- Instructions to follow -
When you reach the line that contains "Give me the", set down that line and every one after it through the end of the records, exactly as written and with no pictures.

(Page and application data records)
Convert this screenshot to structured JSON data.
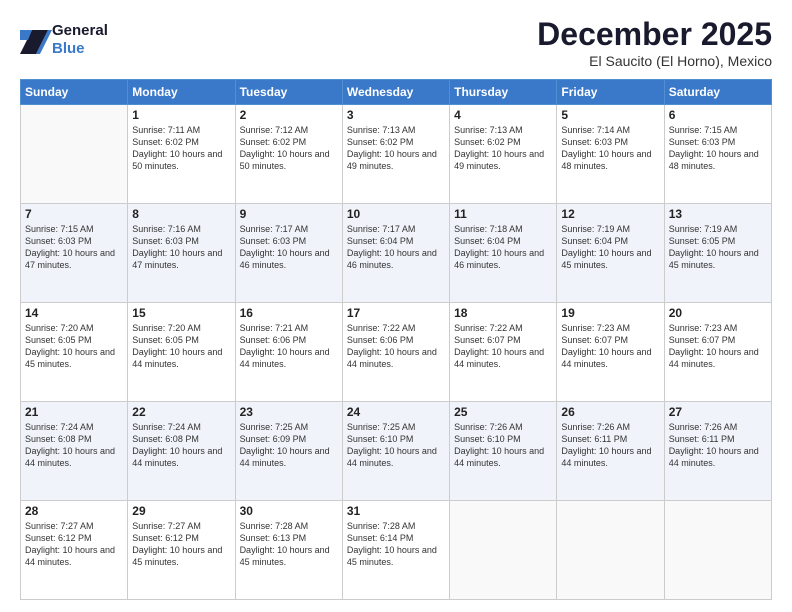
{
  "header": {
    "logo_line1": "General",
    "logo_line2": "Blue",
    "month": "December 2025",
    "location": "El Saucito (El Horno), Mexico"
  },
  "days_of_week": [
    "Sunday",
    "Monday",
    "Tuesday",
    "Wednesday",
    "Thursday",
    "Friday",
    "Saturday"
  ],
  "weeks": [
    [
      {
        "day": "",
        "sunrise": "",
        "sunset": "",
        "daylight": ""
      },
      {
        "day": "1",
        "sunrise": "7:11 AM",
        "sunset": "6:02 PM",
        "daylight": "10 hours and 50 minutes."
      },
      {
        "day": "2",
        "sunrise": "7:12 AM",
        "sunset": "6:02 PM",
        "daylight": "10 hours and 50 minutes."
      },
      {
        "day": "3",
        "sunrise": "7:13 AM",
        "sunset": "6:02 PM",
        "daylight": "10 hours and 49 minutes."
      },
      {
        "day": "4",
        "sunrise": "7:13 AM",
        "sunset": "6:02 PM",
        "daylight": "10 hours and 49 minutes."
      },
      {
        "day": "5",
        "sunrise": "7:14 AM",
        "sunset": "6:03 PM",
        "daylight": "10 hours and 48 minutes."
      },
      {
        "day": "6",
        "sunrise": "7:15 AM",
        "sunset": "6:03 PM",
        "daylight": "10 hours and 48 minutes."
      }
    ],
    [
      {
        "day": "7",
        "sunrise": "7:15 AM",
        "sunset": "6:03 PM",
        "daylight": "10 hours and 47 minutes."
      },
      {
        "day": "8",
        "sunrise": "7:16 AM",
        "sunset": "6:03 PM",
        "daylight": "10 hours and 47 minutes."
      },
      {
        "day": "9",
        "sunrise": "7:17 AM",
        "sunset": "6:03 PM",
        "daylight": "10 hours and 46 minutes."
      },
      {
        "day": "10",
        "sunrise": "7:17 AM",
        "sunset": "6:04 PM",
        "daylight": "10 hours and 46 minutes."
      },
      {
        "day": "11",
        "sunrise": "7:18 AM",
        "sunset": "6:04 PM",
        "daylight": "10 hours and 46 minutes."
      },
      {
        "day": "12",
        "sunrise": "7:19 AM",
        "sunset": "6:04 PM",
        "daylight": "10 hours and 45 minutes."
      },
      {
        "day": "13",
        "sunrise": "7:19 AM",
        "sunset": "6:05 PM",
        "daylight": "10 hours and 45 minutes."
      }
    ],
    [
      {
        "day": "14",
        "sunrise": "7:20 AM",
        "sunset": "6:05 PM",
        "daylight": "10 hours and 45 minutes."
      },
      {
        "day": "15",
        "sunrise": "7:20 AM",
        "sunset": "6:05 PM",
        "daylight": "10 hours and 44 minutes."
      },
      {
        "day": "16",
        "sunrise": "7:21 AM",
        "sunset": "6:06 PM",
        "daylight": "10 hours and 44 minutes."
      },
      {
        "day": "17",
        "sunrise": "7:22 AM",
        "sunset": "6:06 PM",
        "daylight": "10 hours and 44 minutes."
      },
      {
        "day": "18",
        "sunrise": "7:22 AM",
        "sunset": "6:07 PM",
        "daylight": "10 hours and 44 minutes."
      },
      {
        "day": "19",
        "sunrise": "7:23 AM",
        "sunset": "6:07 PM",
        "daylight": "10 hours and 44 minutes."
      },
      {
        "day": "20",
        "sunrise": "7:23 AM",
        "sunset": "6:07 PM",
        "daylight": "10 hours and 44 minutes."
      }
    ],
    [
      {
        "day": "21",
        "sunrise": "7:24 AM",
        "sunset": "6:08 PM",
        "daylight": "10 hours and 44 minutes."
      },
      {
        "day": "22",
        "sunrise": "7:24 AM",
        "sunset": "6:08 PM",
        "daylight": "10 hours and 44 minutes."
      },
      {
        "day": "23",
        "sunrise": "7:25 AM",
        "sunset": "6:09 PM",
        "daylight": "10 hours and 44 minutes."
      },
      {
        "day": "24",
        "sunrise": "7:25 AM",
        "sunset": "6:10 PM",
        "daylight": "10 hours and 44 minutes."
      },
      {
        "day": "25",
        "sunrise": "7:26 AM",
        "sunset": "6:10 PM",
        "daylight": "10 hours and 44 minutes."
      },
      {
        "day": "26",
        "sunrise": "7:26 AM",
        "sunset": "6:11 PM",
        "daylight": "10 hours and 44 minutes."
      },
      {
        "day": "27",
        "sunrise": "7:26 AM",
        "sunset": "6:11 PM",
        "daylight": "10 hours and 44 minutes."
      }
    ],
    [
      {
        "day": "28",
        "sunrise": "7:27 AM",
        "sunset": "6:12 PM",
        "daylight": "10 hours and 44 minutes."
      },
      {
        "day": "29",
        "sunrise": "7:27 AM",
        "sunset": "6:12 PM",
        "daylight": "10 hours and 45 minutes."
      },
      {
        "day": "30",
        "sunrise": "7:28 AM",
        "sunset": "6:13 PM",
        "daylight": "10 hours and 45 minutes."
      },
      {
        "day": "31",
        "sunrise": "7:28 AM",
        "sunset": "6:14 PM",
        "daylight": "10 hours and 45 minutes."
      },
      {
        "day": "",
        "sunrise": "",
        "sunset": "",
        "daylight": ""
      },
      {
        "day": "",
        "sunrise": "",
        "sunset": "",
        "daylight": ""
      },
      {
        "day": "",
        "sunrise": "",
        "sunset": "",
        "daylight": ""
      }
    ]
  ]
}
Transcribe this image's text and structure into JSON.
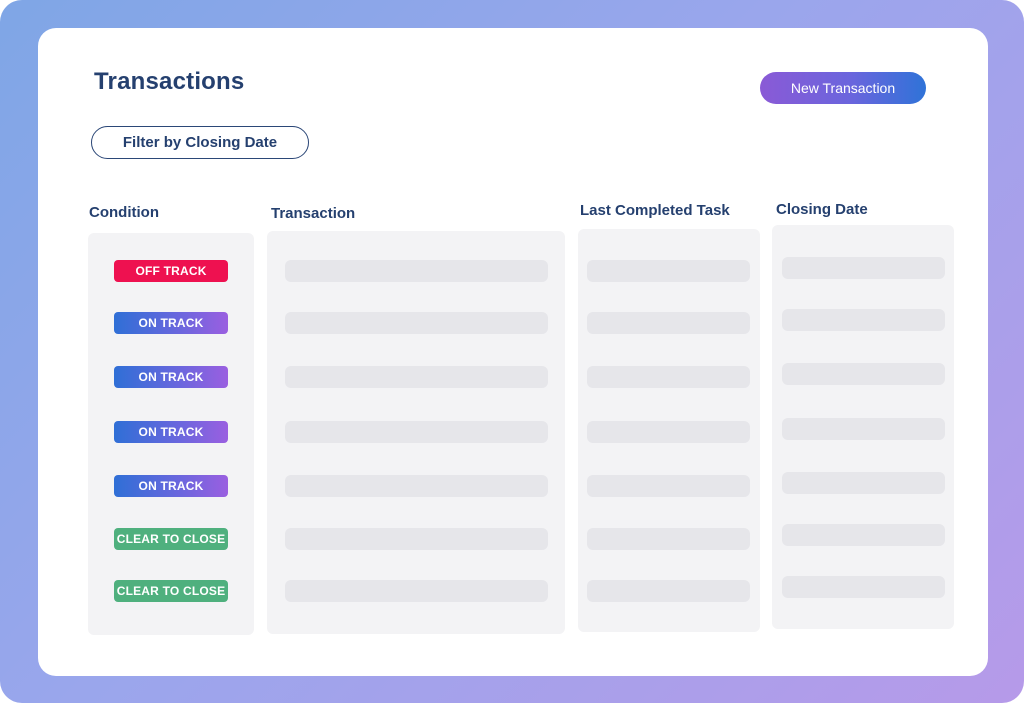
{
  "header": {
    "title": "Transactions",
    "new_button": "New Transaction",
    "filter_button": "Filter by Closing Date"
  },
  "columns": {
    "condition": "Condition",
    "transaction": "Transaction",
    "last_task": "Last Completed Task",
    "closing_date": "Closing Date"
  },
  "rows": [
    {
      "condition": "OFF TRACK",
      "status": "off"
    },
    {
      "condition": "ON TRACK",
      "status": "on"
    },
    {
      "condition": "ON TRACK",
      "status": "on"
    },
    {
      "condition": "ON TRACK",
      "status": "on"
    },
    {
      "condition": "ON TRACK",
      "status": "on"
    },
    {
      "condition": "CLEAR TO CLOSE",
      "status": "clear"
    },
    {
      "condition": "CLEAR TO CLOSE",
      "status": "clear"
    }
  ],
  "colors": {
    "off_track": "#ee1150",
    "on_track_start": "#2f6fd6",
    "on_track_end": "#9a5fe0",
    "clear_to_close": "#4fb07e",
    "heading": "#25406f"
  }
}
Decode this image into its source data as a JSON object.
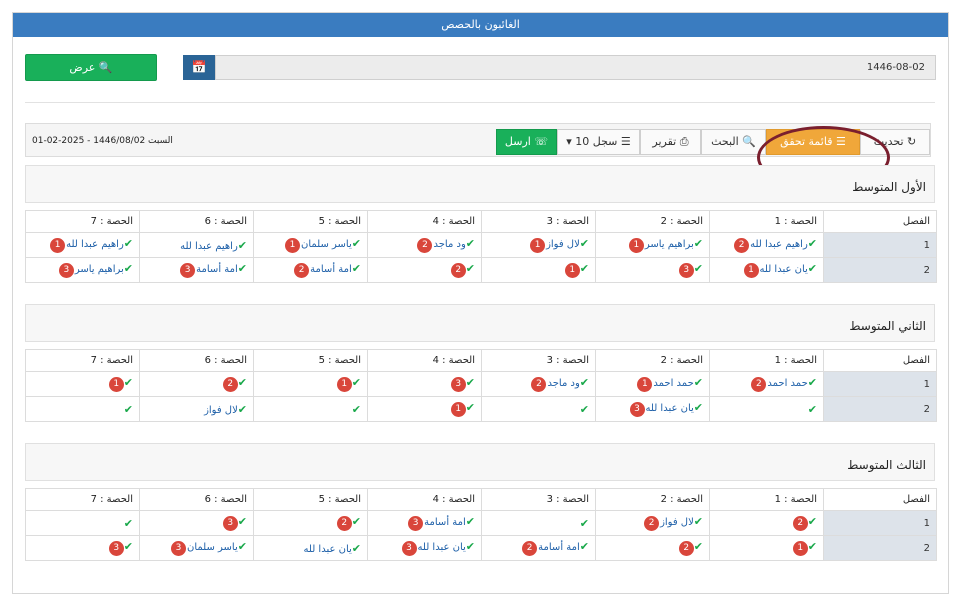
{
  "header": {
    "title": "الغائبون بالحصص"
  },
  "filter": {
    "show_label": "عرض",
    "date_value": "1446-08-02"
  },
  "toolbar": {
    "date_text": "السبت 1446/08/02 - 2025-02-01",
    "send_label": "ارسل",
    "records_label": "10 سجل",
    "report_label": "تقرير",
    "search_label": "البحث",
    "checklist_label": "قائمة تحقق",
    "refresh_label": "تحديث"
  },
  "columns": [
    "الفصل",
    "الحصة : 1",
    "الحصة : 2",
    "الحصة : 3",
    "الحصة : 4",
    "الحصة : 5",
    "الحصة : 6",
    "الحصة : 7"
  ],
  "sections": [
    {
      "title": "الأول المتوسط",
      "rows": [
        {
          "class": "1",
          "cells": [
            {
              "name": "راهيم عبدا لله",
              "badge": "2"
            },
            {
              "name": "براهيم ياسر",
              "badge": "1"
            },
            {
              "name": "لال فواز",
              "badge": "1"
            },
            {
              "name": "ود ماجد",
              "badge": "2"
            },
            {
              "name": "ياسر سلمان",
              "badge": "1"
            },
            {
              "name": "راهيم عبدا لله",
              "badge": ""
            },
            {
              "name": "راهيم عبدا لله",
              "badge": "1"
            }
          ]
        },
        {
          "class": "2",
          "cells": [
            {
              "name": "يان عبدا لله",
              "badge": "1"
            },
            {
              "name": "",
              "badge": "3"
            },
            {
              "name": "",
              "badge": "1"
            },
            {
              "name": "",
              "badge": "2"
            },
            {
              "name": "امة أسامة",
              "badge": "2"
            },
            {
              "name": "امة أسامة",
              "badge": "3"
            },
            {
              "name": "براهيم ياسر",
              "badge": "3"
            }
          ]
        }
      ]
    },
    {
      "title": "الثاني المتوسط",
      "rows": [
        {
          "class": "1",
          "cells": [
            {
              "name": "حمد احمد",
              "badge": "2"
            },
            {
              "name": "حمد احمد",
              "badge": "1"
            },
            {
              "name": "ود ماجد",
              "badge": "2"
            },
            {
              "name": "",
              "badge": "3"
            },
            {
              "name": "",
              "badge": "1"
            },
            {
              "name": "",
              "badge": "2"
            },
            {
              "name": "",
              "badge": "1"
            }
          ]
        },
        {
          "class": "2",
          "cells": [
            {
              "name": "",
              "badge": ""
            },
            {
              "name": "يان عبدا لله",
              "badge": "3"
            },
            {
              "name": "",
              "badge": ""
            },
            {
              "name": "",
              "badge": "1"
            },
            {
              "name": "",
              "badge": ""
            },
            {
              "name": "لال فواز",
              "badge": ""
            },
            {
              "name": "",
              "badge": ""
            }
          ]
        }
      ]
    },
    {
      "title": "الثالث المتوسط",
      "rows": [
        {
          "class": "1",
          "cells": [
            {
              "name": "",
              "badge": "2"
            },
            {
              "name": "لال فواز",
              "badge": "2"
            },
            {
              "name": "",
              "badge": ""
            },
            {
              "name": "امة أسامة",
              "badge": "3"
            },
            {
              "name": "",
              "badge": "2"
            },
            {
              "name": "",
              "badge": "3"
            },
            {
              "name": "",
              "badge": ""
            }
          ]
        },
        {
          "class": "2",
          "cells": [
            {
              "name": "",
              "badge": "1"
            },
            {
              "name": "",
              "badge": "2"
            },
            {
              "name": "امة أسامة",
              "badge": "2"
            },
            {
              "name": "يان عبدا لله",
              "badge": "3"
            },
            {
              "name": "يان عبدا لله",
              "badge": ""
            },
            {
              "name": "ياسر سلمان",
              "badge": "3"
            },
            {
              "name": "",
              "badge": "3"
            }
          ]
        }
      ]
    }
  ],
  "colors": {
    "header": "#3a7cc0",
    "green": "#19b05a",
    "orange": "#f0a73a",
    "badge": "#d9463b",
    "annotation": "#7a1f2e"
  },
  "icons": [
    "search-icon",
    "calendar-icon",
    "whatsapp-icon",
    "list-icon",
    "print-icon",
    "checklist-icon",
    "refresh-icon",
    "check-icon"
  ]
}
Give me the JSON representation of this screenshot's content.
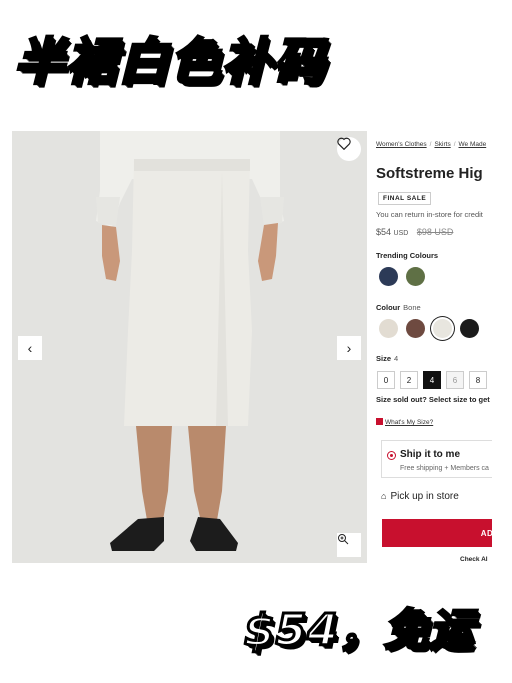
{
  "overlay": {
    "headline": "半裙白色补码",
    "promo": "$54，免运"
  },
  "breadcrumb": {
    "items": [
      "Women's Clothes",
      "Skirts",
      "We Made"
    ]
  },
  "product": {
    "title": "Softstreme Hig",
    "badge": "FINAL SALE",
    "return_note": "You can return in-store for credit",
    "price": "$54",
    "price_currency": "USD",
    "was_price": "$98 USD"
  },
  "trending": {
    "label": "Trending Colours",
    "swatches": [
      "#2c3a57",
      "#5f7045"
    ]
  },
  "colour": {
    "label": "Colour",
    "selected": "Bone",
    "swatches": [
      "#e2dcd2",
      "#6e4a40",
      "#e8e6df",
      "#1b1b1b"
    ]
  },
  "size": {
    "label": "Size",
    "selected": "4",
    "options": [
      "0",
      "2",
      "4",
      "6",
      "8"
    ],
    "sold_out_note": "Size sold out? Select size to get",
    "guide_link": "What's My Size?"
  },
  "shipping": {
    "ship_title": "Ship it to me",
    "ship_sub": "Free shipping + Members ca",
    "pickup": "Pick up in store"
  },
  "actions": {
    "add_label": "AD",
    "check_all": "Check Al"
  },
  "icons": {
    "wishlist": "heart-icon",
    "prev": "chevron-left-icon",
    "next": "chevron-right-icon",
    "zoom": "zoom-in-icon",
    "store": "store-icon"
  },
  "colors": {
    "brand_red": "#c8102e"
  }
}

- Answer space -
Give me the JSON representation of this screenshot's content.
{
  "overlay": {
    "headline": "半裙白色补码",
    "promo": "$54，免运"
  },
  "breadcrumb": {
    "items": [
      "Women's Clothes",
      "Skirts",
      "We Made"
    ]
  },
  "product": {
    "title": "Softstreme Hig",
    "badge": "FINAL SALE",
    "return_note": "You can return in-store for credit",
    "price": "$54",
    "price_currency": "USD",
    "was_price": "$98 USD"
  },
  "trending": {
    "label": "Trending Colours",
    "swatches": [
      "#2c3a57",
      "#5f7045"
    ]
  },
  "colour": {
    "label": "Colour",
    "selected": "Bone",
    "swatches": [
      "#e2dcd2",
      "#6e4a40",
      "#e8e6df",
      "#1b1b1b"
    ]
  },
  "size": {
    "label": "Size",
    "selected": "4",
    "options": [
      "0",
      "2",
      "4",
      "6",
      "8"
    ],
    "sold_out_note": "Size sold out? Select size to get",
    "guide_link": "What's My Size?"
  },
  "shipping": {
    "ship_title": "Ship it to me",
    "ship_sub": "Free shipping + Members ca",
    "pickup": "Pick up in store"
  },
  "actions": {
    "add_label": "AD",
    "check_all": "Check Al"
  },
  "icons": {
    "wishlist": "heart-icon",
    "prev": "chevron-left-icon",
    "next": "chevron-right-icon",
    "zoom": "zoom-in-icon",
    "store": "store-icon"
  },
  "colors": {
    "brand_red": "#c8102e"
  }
}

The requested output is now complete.